WHAT NEEDS TO BE DONE:
Could you copy every record exactly, leaving the pictures behind?

THE INPUT:
=== Section Start ===
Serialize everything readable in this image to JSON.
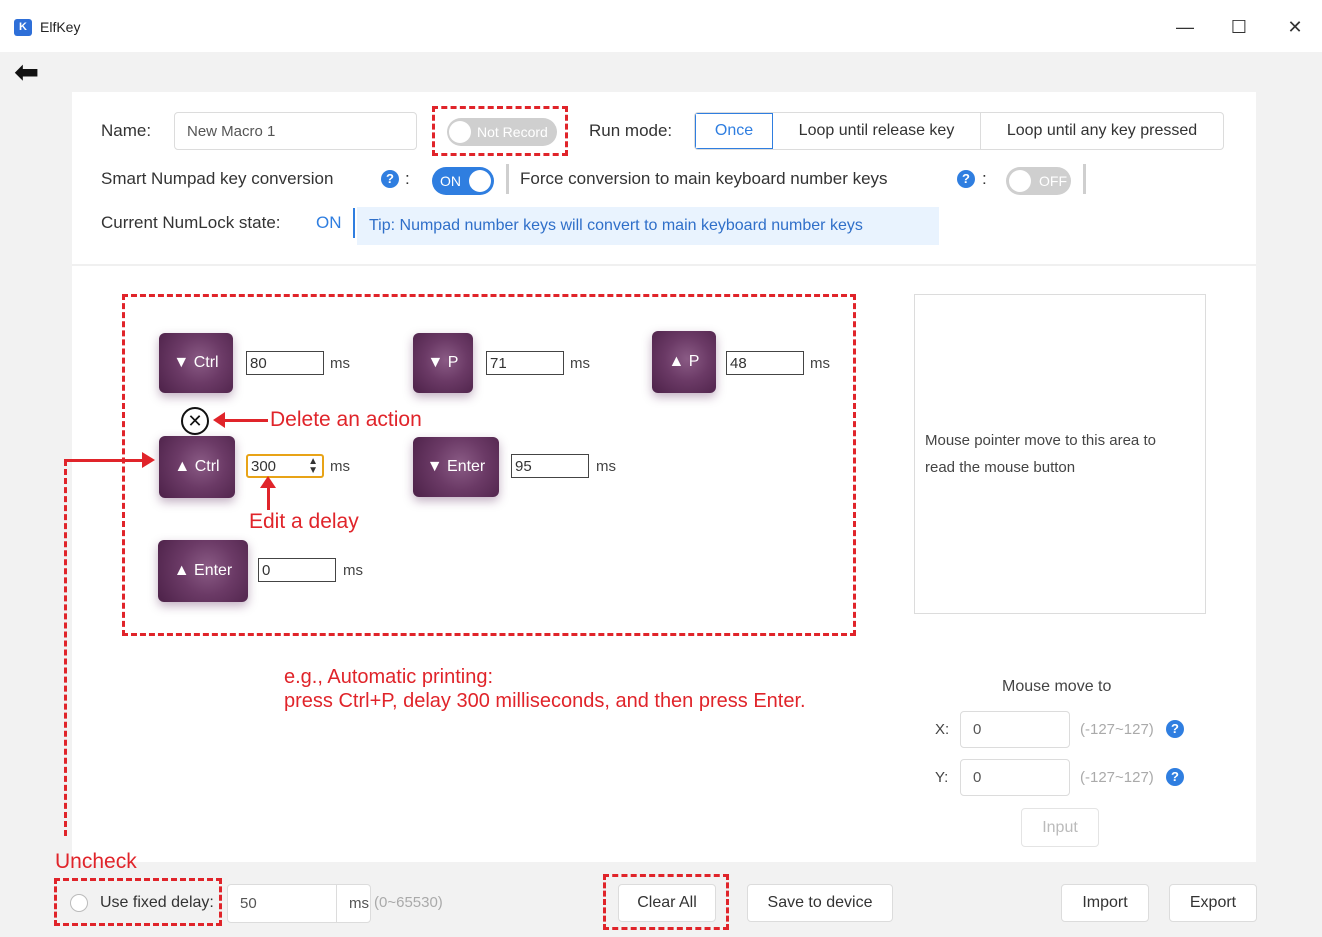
{
  "window": {
    "title": "ElfKey",
    "logo_text": "K",
    "minimize": "—",
    "maximize": "☐",
    "close": "✕"
  },
  "back_icon": "back-arrow-icon",
  "header": {
    "name_label": "Name:",
    "name_value": "New Macro 1",
    "record_toggle": "Not Record",
    "run_mode_label": "Run mode:",
    "run_modes": [
      "Once",
      "Loop until release key",
      "Loop until any key pressed"
    ],
    "run_mode_selected": "Once",
    "smart_numpad_label": "Smart Numpad key conversion",
    "smart_numpad_toggle": "ON",
    "force_label": "Force conversion to main keyboard number keys",
    "force_toggle": "OFF",
    "numlock_label": "Current NumLock state:",
    "numlock_value": "ON",
    "tip": "Tip: Numpad number keys will convert to main keyboard number keys",
    "help_glyph": "?",
    "colon": ":"
  },
  "actions": [
    {
      "key": "Ctrl",
      "direction": "down",
      "delay": "80"
    },
    {
      "key": "P",
      "direction": "down",
      "delay": "71"
    },
    {
      "key": "P",
      "direction": "up",
      "delay": "48"
    },
    {
      "key": "Ctrl",
      "direction": "up",
      "delay": "300"
    },
    {
      "key": "Enter",
      "direction": "down",
      "delay": "95"
    },
    {
      "key": "Enter",
      "direction": "up",
      "delay": "0"
    }
  ],
  "ms_unit": "ms",
  "annotations": {
    "delete": "Delete an action",
    "edit": "Edit a delay",
    "example_line1": "e.g., Automatic printing:",
    "example_line2": "press Ctrl+P, delay 300 milliseconds, and then press Enter.",
    "uncheck": "Uncheck"
  },
  "mouse": {
    "area_text_line1": "Mouse pointer move to this area to",
    "area_text_line2": "read the mouse button",
    "move_to_label": "Mouse move to",
    "x_label": "X:",
    "x_value": "0",
    "x_range": "(-127~127)",
    "y_label": "Y:",
    "y_value": "0",
    "y_range": "(-127~127)",
    "input_button": "Input"
  },
  "footer": {
    "fixed_delay_label": "Use fixed delay:",
    "fixed_delay_value": "50",
    "fixed_delay_unit": "ms",
    "fixed_delay_range": "(0~65530)",
    "clear_all": "Clear All",
    "save_device": "Save to device",
    "import": "Import",
    "export": "Export"
  },
  "colors": {
    "accent": "#2f7ee0",
    "annotation_red": "#e0242a",
    "key_purple": "#6b3a66"
  }
}
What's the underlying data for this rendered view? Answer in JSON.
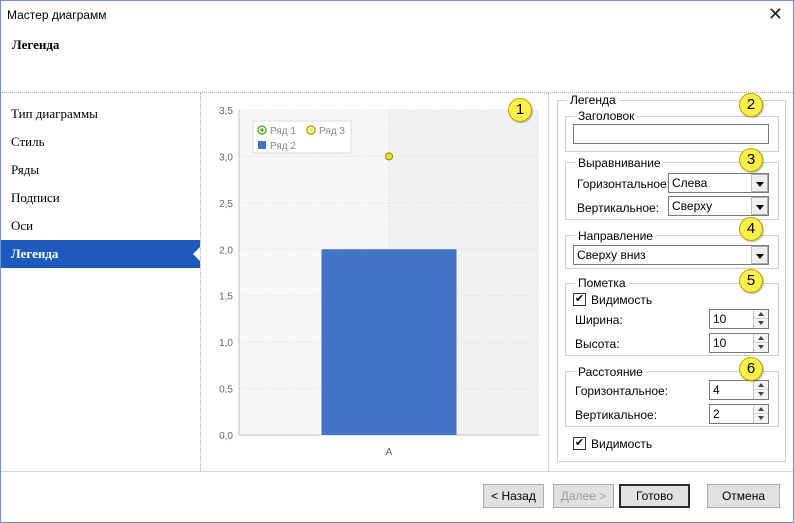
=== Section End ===
RESULT FOR THIS EXERCISE:
Serialize everything readable in this image to JSON.
{
  "window": {
    "title": "ElfKey",
    "logo_text": "K",
    "minimize": "—",
    "maximize": "☐",
    "close": "✕"
  },
  "back_icon": "back-arrow-icon",
  "header": {
    "name_label": "Name:",
    "name_value": "New Macro 1",
    "record_toggle": "Not Record",
    "run_mode_label": "Run mode:",
    "run_modes": [
      "Once",
      "Loop until release key",
      "Loop until any key pressed"
    ],
    "run_mode_selected": "Once",
    "smart_numpad_label": "Smart Numpad key conversion",
    "smart_numpad_toggle": "ON",
    "force_label": "Force conversion to main keyboard number keys",
    "force_toggle": "OFF",
    "numlock_label": "Current NumLock state:",
    "numlock_value": "ON",
    "tip": "Tip: Numpad number keys will convert to main keyboard number keys",
    "help_glyph": "?",
    "colon": ":"
  },
  "actions": [
    {
      "key": "Ctrl",
      "direction": "down",
      "delay": "80"
    },
    {
      "key": "P",
      "direction": "down",
      "delay": "71"
    },
    {
      "key": "P",
      "direction": "up",
      "delay": "48"
    },
    {
      "key": "Ctrl",
      "direction": "up",
      "delay": "300"
    },
    {
      "key": "Enter",
      "direction": "down",
      "delay": "95"
    },
    {
      "key": "Enter",
      "direction": "up",
      "delay": "0"
    }
  ],
  "ms_unit": "ms",
  "annotations": {
    "delete": "Delete an action",
    "edit": "Edit a delay",
    "example_line1": "e.g., Automatic printing:",
    "example_line2": "press Ctrl+P, delay 300 milliseconds, and then press Enter.",
    "uncheck": "Uncheck"
  },
  "mouse": {
    "area_text_line1": "Mouse pointer move to this area to",
    "area_text_line2": "read the mouse button",
    "move_to_label": "Mouse move to",
    "x_label": "X:",
    "x_value": "0",
    "x_range": "(-127~127)",
    "y_label": "Y:",
    "y_value": "0",
    "y_range": "(-127~127)",
    "input_button": "Input"
  },
  "footer": {
    "fixed_delay_label": "Use fixed delay:",
    "fixed_delay_value": "50",
    "fixed_delay_unit": "ms",
    "fixed_delay_range": "(0~65530)",
    "clear_all": "Clear All",
    "save_device": "Save to device",
    "import": "Import",
    "export": "Export"
  },
  "colors": {
    "accent": "#2f7ee0",
    "annotation_red": "#e0242a",
    "key_purple": "#6b3a66"
  }
}
What's the underlying data for this rendered view? Answer in JSON.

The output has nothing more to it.